Top of EXERCISE MATERIALS
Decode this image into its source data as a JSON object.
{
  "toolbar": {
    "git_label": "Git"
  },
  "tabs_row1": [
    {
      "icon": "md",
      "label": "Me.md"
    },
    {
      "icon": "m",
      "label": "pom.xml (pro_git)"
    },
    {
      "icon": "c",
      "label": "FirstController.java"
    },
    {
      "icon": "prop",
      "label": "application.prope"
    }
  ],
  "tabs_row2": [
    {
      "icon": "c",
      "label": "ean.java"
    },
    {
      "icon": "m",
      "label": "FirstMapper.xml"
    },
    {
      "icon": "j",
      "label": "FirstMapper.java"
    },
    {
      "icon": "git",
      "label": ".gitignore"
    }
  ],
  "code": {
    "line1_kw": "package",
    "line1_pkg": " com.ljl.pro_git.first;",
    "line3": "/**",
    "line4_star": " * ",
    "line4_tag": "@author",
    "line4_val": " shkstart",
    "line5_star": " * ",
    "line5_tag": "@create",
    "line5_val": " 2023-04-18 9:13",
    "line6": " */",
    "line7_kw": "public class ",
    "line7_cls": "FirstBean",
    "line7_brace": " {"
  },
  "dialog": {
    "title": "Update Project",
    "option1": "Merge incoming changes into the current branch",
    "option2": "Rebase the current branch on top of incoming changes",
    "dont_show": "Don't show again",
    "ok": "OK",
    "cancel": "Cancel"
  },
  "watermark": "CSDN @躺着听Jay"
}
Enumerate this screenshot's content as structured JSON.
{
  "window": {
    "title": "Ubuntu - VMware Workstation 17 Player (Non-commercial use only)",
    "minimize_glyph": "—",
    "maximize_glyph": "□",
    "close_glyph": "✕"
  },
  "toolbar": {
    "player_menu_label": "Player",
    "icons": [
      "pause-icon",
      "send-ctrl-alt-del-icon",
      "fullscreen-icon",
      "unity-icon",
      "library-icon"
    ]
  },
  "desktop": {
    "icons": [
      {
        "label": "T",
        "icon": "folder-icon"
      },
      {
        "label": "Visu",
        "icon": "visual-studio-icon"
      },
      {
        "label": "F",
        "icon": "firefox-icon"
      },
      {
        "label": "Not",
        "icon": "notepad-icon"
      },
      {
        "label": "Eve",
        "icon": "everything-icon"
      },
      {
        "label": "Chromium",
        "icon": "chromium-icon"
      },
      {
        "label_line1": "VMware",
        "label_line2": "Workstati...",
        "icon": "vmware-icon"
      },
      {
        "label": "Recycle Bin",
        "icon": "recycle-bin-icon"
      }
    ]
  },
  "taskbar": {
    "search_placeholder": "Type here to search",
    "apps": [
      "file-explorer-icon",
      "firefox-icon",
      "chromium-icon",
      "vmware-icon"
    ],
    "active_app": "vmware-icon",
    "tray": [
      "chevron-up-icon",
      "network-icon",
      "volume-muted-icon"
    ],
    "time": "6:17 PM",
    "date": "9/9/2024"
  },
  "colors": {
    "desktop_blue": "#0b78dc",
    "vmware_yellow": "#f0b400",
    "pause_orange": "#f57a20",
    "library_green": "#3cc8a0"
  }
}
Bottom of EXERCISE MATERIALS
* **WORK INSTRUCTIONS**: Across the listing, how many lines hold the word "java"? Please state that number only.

* **FINISHED TASK**: 3